Financial incentives – and more appropriately disincentives like fines, fees and potential arrests – are pivotal to controlling people’s behavior, and the key to socially engineering society to fully accept the one world order. That is one major reason why the environment has emerged as a such a dominant theme.
With more and more focus on climate change and going ‘green,’ environmental codes and policies will gain the force of law, and with it, the power to generate revenue and penalize people harshly for lifestyles that have until now been ordinary.
Human footprint taxes will literally making everything down to breathing a money-making offense, and most will be unable to afford living anything other than a tiny, compliant life on the smart grid and under the all-pervasive watchful eye of Big Brother. At some point, this paradigm stands to regulate nearly every facet of life, and put a price on it.
For now, carbon taxes have stalled in the United States, but that may not last. In the meantime, the White House is in the process of instituting a policy known as the “Social Cost of Carbon,” which many have called a surrogate, or placeholder, for full on carbon taxes.
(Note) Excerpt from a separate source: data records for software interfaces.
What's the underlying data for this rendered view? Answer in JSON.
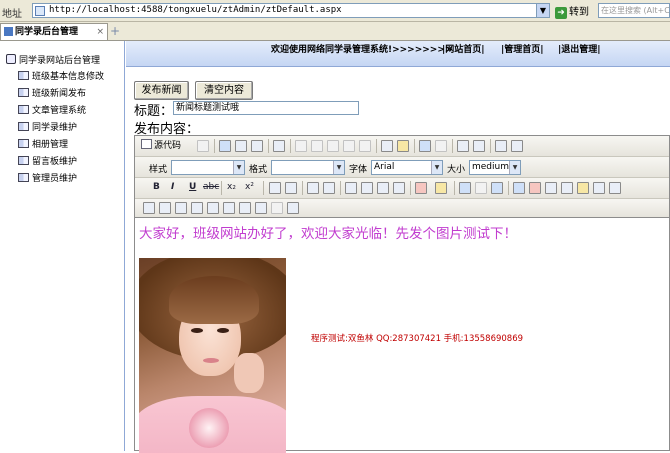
{
  "browser": {
    "address_label": "地址",
    "url": "http://localhost:4588/tongxuelu/ztAdmin/ztDefault.aspx",
    "go_label": "转到",
    "search_placeholder": "在这里搜索 (Alt+C)",
    "tab_title": "同学录后台管理",
    "tab_close": "×",
    "new_tab": "+"
  },
  "sidebar": {
    "root": "同学录网站后台管理",
    "items": [
      {
        "label": "班级基本信息修改"
      },
      {
        "label": "班级新闻发布"
      },
      {
        "label": "文章管理系统"
      },
      {
        "label": "同学录维护"
      },
      {
        "label": "相册管理"
      },
      {
        "label": "留言板维护"
      },
      {
        "label": "管理员维护"
      }
    ]
  },
  "header": {
    "welcome": "欢迎使用网络同学录管理系统!>>>>>>>>",
    "links": [
      {
        "label": "|网站首页|"
      },
      {
        "label": "|管理首页|"
      },
      {
        "label": "|退出管理|"
      }
    ]
  },
  "form": {
    "publish_button": "发布新闻",
    "clear_button": "清空内容",
    "title_label": "标题：",
    "title_value": "新闻标题测试哦",
    "content_label": "发布内容："
  },
  "editor": {
    "source_label": "源代码",
    "style_label": "样式",
    "format_label": "格式",
    "font_label": "字体",
    "font_value": "Arial",
    "size_label": "大小",
    "size_value": "medium",
    "bold": "B",
    "italic": "I",
    "underline": "U",
    "strike": "abc",
    "subscript": "x₂",
    "superscript": "x²",
    "body_text": "大家好，班级网站办好了，欢迎大家光临！先发个图片测试下！",
    "credit_text": "程序测试:双鱼林  QQ:287307421  手机:13558690869"
  },
  "colors": {
    "pink_text": "#c13ccf",
    "red_text": "#c00000",
    "header_bg": "#c5d6f3"
  }
}
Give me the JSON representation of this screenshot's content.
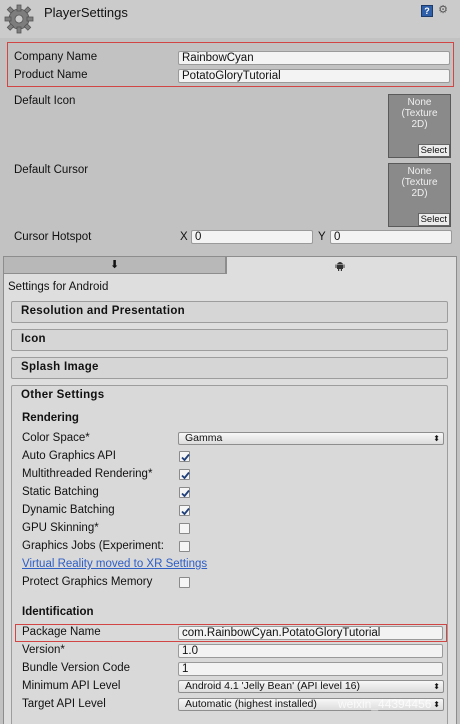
{
  "header": {
    "title": "PlayerSettings"
  },
  "top": {
    "company_label": "Company Name",
    "company_value": "RainbowCyan",
    "product_label": "Product Name",
    "product_value": "PotatoGloryTutorial",
    "default_icon_label": "Default Icon",
    "default_cursor_label": "Default Cursor",
    "texture_none": "None",
    "texture_type_1": "(Texture",
    "texture_type_2": "2D)",
    "select_label": "Select",
    "cursor_hotspot_label": "Cursor Hotspot",
    "x_label": "X",
    "x_value": "0",
    "y_label": "Y",
    "y_value": "0"
  },
  "platform": {
    "settings_for": "Settings for Android"
  },
  "sections": {
    "resolution": "Resolution and Presentation",
    "icon": "Icon",
    "splash": "Splash Image",
    "other": "Other Settings"
  },
  "rendering": {
    "heading": "Rendering",
    "color_space_label": "Color Space*",
    "color_space_value": "Gamma",
    "auto_graphics": "Auto Graphics API",
    "multithreaded": "Multithreaded Rendering*",
    "static_batching": "Static Batching",
    "dynamic_batching": "Dynamic Batching",
    "gpu_skinning": "GPU Skinning*",
    "graphics_jobs": "Graphics Jobs (Experiment:",
    "vr_link": "Virtual Reality moved to XR Settings",
    "protect_graphics": "Protect Graphics Memory"
  },
  "identification": {
    "heading": "Identification",
    "package_label": "Package Name",
    "package_value": "com.RainbowCyan.PotatoGloryTutorial",
    "version_label": "Version*",
    "version_value": "1.0",
    "bundle_label": "Bundle Version Code",
    "bundle_value": "1",
    "min_api_label": "Minimum API Level",
    "min_api_value": "Android 4.1 'Jelly Bean' (API level 16)",
    "target_api_label": "Target API Level",
    "target_api_value": "Automatic (highest installed)"
  },
  "watermark": "weixin_44394456",
  "colors": {
    "highlight": "#d24545",
    "link": "#2f5ec4",
    "checkmark": "#1f3f7a"
  }
}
This policy uses carbon pricing to factor into regulatory policy, and will allow the EPA and other environmental agencies to set prices on usage ahead of laws that will allow them to create penalties and fees for violating activities. Via Bloomberg:
The social cost of carbon is used to calculate the social and economic cost of regulations that affect carbon dioxide emissions, including effects on agriculture, human health and property damage from extreme weather. It was increased from $24 a metric ton in 2010 to $37 a metric ton in 2013.
Federal agencies such as the Environmental Protection Agency and Energy Department already have used the updated social cost of carbon figure to inform their regulations, but the Office of Management and Budget has not yet responded to the comments it requested, the senators said.